Interface dataset entries

▬▬▬

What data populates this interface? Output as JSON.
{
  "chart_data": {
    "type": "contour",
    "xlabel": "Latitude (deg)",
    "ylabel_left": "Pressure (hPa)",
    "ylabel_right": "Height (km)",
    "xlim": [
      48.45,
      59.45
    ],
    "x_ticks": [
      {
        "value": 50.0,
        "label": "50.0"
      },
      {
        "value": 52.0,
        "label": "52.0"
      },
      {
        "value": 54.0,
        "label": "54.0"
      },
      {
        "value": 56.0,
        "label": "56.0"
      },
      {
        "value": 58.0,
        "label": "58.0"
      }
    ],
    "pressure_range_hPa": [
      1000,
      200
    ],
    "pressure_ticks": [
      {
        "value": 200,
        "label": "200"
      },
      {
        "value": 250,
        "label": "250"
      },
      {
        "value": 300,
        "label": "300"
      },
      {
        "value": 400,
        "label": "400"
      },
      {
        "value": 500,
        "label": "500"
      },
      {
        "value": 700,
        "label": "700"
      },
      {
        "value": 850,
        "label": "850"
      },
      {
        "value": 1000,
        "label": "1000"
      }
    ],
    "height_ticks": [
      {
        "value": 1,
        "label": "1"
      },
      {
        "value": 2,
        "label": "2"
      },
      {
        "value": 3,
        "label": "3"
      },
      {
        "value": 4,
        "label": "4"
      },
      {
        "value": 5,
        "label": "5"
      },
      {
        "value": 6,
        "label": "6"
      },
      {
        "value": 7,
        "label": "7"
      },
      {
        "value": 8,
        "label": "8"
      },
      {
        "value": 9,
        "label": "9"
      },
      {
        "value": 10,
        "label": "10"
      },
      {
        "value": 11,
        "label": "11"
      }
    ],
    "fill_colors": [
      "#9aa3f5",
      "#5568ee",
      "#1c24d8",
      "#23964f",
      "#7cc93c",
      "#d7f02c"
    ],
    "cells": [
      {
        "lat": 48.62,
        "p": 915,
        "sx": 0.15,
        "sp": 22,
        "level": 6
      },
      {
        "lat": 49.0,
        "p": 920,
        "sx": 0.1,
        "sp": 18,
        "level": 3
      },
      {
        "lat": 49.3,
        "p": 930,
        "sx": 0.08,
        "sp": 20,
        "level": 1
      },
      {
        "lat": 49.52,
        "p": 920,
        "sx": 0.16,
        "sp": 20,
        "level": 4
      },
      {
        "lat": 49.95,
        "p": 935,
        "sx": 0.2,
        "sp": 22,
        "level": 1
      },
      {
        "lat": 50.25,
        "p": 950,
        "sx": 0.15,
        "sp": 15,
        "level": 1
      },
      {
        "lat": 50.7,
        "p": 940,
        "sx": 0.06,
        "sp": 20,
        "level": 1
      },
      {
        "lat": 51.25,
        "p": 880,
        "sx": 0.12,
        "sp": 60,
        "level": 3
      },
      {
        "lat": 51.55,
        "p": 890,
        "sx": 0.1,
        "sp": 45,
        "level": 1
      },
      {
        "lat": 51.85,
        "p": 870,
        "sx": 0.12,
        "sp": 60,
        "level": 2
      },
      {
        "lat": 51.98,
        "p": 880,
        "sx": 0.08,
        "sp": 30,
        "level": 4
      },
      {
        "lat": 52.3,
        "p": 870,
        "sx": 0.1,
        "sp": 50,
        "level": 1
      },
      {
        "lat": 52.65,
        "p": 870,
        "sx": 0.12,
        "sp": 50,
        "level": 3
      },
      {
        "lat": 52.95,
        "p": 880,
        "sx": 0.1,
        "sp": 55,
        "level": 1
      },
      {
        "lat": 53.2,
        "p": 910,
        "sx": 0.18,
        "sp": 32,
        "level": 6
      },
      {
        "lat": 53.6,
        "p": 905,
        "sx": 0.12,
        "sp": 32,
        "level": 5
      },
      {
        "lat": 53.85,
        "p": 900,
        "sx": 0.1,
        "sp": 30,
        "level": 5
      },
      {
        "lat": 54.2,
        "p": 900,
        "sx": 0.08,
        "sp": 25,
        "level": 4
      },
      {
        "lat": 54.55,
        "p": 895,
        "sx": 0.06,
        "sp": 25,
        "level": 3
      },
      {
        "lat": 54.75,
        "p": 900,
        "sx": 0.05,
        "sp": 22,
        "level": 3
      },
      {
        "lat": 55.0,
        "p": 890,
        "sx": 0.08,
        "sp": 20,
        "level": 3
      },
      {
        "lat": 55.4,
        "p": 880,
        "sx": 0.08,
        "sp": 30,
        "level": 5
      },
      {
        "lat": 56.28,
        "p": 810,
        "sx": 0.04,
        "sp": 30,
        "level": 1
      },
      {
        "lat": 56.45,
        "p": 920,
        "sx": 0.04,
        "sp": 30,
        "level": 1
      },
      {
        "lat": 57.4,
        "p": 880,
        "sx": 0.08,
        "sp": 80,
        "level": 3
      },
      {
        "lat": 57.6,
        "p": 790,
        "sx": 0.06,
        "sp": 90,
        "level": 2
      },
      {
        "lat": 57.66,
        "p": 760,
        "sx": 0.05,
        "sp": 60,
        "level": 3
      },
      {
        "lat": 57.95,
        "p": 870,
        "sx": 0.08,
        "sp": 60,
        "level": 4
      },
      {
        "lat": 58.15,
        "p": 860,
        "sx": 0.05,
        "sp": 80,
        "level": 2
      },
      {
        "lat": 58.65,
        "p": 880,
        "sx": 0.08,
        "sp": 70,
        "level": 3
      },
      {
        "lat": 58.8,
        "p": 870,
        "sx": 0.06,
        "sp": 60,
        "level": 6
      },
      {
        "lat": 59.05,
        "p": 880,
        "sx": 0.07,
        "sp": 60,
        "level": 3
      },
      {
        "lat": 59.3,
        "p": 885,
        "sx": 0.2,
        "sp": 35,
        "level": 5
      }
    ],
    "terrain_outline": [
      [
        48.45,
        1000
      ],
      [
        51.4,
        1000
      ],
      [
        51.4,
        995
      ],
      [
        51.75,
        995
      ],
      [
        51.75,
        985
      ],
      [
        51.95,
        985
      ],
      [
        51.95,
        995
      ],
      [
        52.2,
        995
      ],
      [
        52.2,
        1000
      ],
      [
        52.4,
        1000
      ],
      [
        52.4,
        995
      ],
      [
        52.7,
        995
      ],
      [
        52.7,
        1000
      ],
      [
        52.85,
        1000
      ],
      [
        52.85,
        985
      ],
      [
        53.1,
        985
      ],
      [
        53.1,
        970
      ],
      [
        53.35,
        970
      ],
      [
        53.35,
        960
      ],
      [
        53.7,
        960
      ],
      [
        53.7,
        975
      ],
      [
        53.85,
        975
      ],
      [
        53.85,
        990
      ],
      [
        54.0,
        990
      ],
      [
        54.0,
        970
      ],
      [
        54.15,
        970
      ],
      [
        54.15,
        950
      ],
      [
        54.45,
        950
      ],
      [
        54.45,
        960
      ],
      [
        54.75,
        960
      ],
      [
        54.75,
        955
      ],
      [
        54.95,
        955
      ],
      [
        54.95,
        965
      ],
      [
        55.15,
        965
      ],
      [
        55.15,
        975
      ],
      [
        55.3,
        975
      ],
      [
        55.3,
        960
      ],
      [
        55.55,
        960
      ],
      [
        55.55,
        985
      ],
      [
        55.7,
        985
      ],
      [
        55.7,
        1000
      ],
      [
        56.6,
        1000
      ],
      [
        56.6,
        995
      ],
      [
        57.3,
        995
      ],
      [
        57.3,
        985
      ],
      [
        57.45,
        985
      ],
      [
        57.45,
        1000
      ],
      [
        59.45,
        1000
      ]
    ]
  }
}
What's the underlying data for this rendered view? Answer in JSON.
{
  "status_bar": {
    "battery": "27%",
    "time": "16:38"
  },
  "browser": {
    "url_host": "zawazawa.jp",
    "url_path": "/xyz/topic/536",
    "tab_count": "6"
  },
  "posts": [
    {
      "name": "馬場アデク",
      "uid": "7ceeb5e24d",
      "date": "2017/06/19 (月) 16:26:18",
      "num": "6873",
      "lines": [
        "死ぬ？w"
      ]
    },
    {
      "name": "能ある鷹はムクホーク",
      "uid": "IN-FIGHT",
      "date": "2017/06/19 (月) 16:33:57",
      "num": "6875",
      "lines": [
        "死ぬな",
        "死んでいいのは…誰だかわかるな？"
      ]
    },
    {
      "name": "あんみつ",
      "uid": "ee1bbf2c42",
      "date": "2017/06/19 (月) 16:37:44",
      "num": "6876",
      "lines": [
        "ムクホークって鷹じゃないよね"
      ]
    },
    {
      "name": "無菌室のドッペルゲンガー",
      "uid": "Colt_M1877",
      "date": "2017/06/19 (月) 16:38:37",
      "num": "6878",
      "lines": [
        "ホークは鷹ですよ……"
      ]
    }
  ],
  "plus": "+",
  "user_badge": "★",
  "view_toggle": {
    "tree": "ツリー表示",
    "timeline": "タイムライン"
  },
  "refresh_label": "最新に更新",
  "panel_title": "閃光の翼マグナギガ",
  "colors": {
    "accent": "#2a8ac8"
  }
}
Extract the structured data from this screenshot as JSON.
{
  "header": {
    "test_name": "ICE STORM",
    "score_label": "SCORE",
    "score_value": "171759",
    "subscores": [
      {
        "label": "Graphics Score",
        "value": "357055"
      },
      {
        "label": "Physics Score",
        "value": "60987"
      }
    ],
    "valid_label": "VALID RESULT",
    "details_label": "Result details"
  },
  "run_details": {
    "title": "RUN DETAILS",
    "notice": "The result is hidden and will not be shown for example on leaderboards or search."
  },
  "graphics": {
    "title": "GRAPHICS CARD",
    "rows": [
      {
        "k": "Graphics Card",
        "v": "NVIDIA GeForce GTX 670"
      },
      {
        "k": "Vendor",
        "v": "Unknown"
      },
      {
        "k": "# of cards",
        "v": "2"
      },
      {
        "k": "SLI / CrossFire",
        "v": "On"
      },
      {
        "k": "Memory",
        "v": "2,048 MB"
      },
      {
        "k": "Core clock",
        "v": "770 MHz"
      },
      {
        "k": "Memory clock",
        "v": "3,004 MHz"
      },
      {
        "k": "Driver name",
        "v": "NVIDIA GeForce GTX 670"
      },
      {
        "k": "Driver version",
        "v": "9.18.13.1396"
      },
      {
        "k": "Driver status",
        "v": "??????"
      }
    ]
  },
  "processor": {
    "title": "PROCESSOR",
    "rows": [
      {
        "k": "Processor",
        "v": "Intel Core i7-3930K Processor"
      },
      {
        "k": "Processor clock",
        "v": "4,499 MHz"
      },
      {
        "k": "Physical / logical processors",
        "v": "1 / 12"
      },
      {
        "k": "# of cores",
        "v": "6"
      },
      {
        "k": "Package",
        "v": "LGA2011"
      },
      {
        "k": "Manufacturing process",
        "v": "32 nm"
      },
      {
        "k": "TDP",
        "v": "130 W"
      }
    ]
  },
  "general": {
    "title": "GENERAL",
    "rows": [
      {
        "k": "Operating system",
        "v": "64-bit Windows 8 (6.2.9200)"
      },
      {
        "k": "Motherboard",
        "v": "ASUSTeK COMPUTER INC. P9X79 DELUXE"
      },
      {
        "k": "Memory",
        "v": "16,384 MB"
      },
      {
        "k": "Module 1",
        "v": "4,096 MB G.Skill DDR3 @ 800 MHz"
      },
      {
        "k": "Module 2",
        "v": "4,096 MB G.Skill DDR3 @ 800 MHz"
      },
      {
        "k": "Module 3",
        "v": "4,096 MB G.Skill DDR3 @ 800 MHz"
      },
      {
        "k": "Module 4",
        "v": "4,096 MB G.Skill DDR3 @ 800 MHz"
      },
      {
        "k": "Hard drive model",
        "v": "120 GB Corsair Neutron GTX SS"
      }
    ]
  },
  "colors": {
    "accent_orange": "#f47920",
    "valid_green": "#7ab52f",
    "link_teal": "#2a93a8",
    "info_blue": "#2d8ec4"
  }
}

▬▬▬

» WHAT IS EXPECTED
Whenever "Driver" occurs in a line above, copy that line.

» RESULT
        "k": "Driver name",
        "k": "Driver version",
        "k": "Driver status",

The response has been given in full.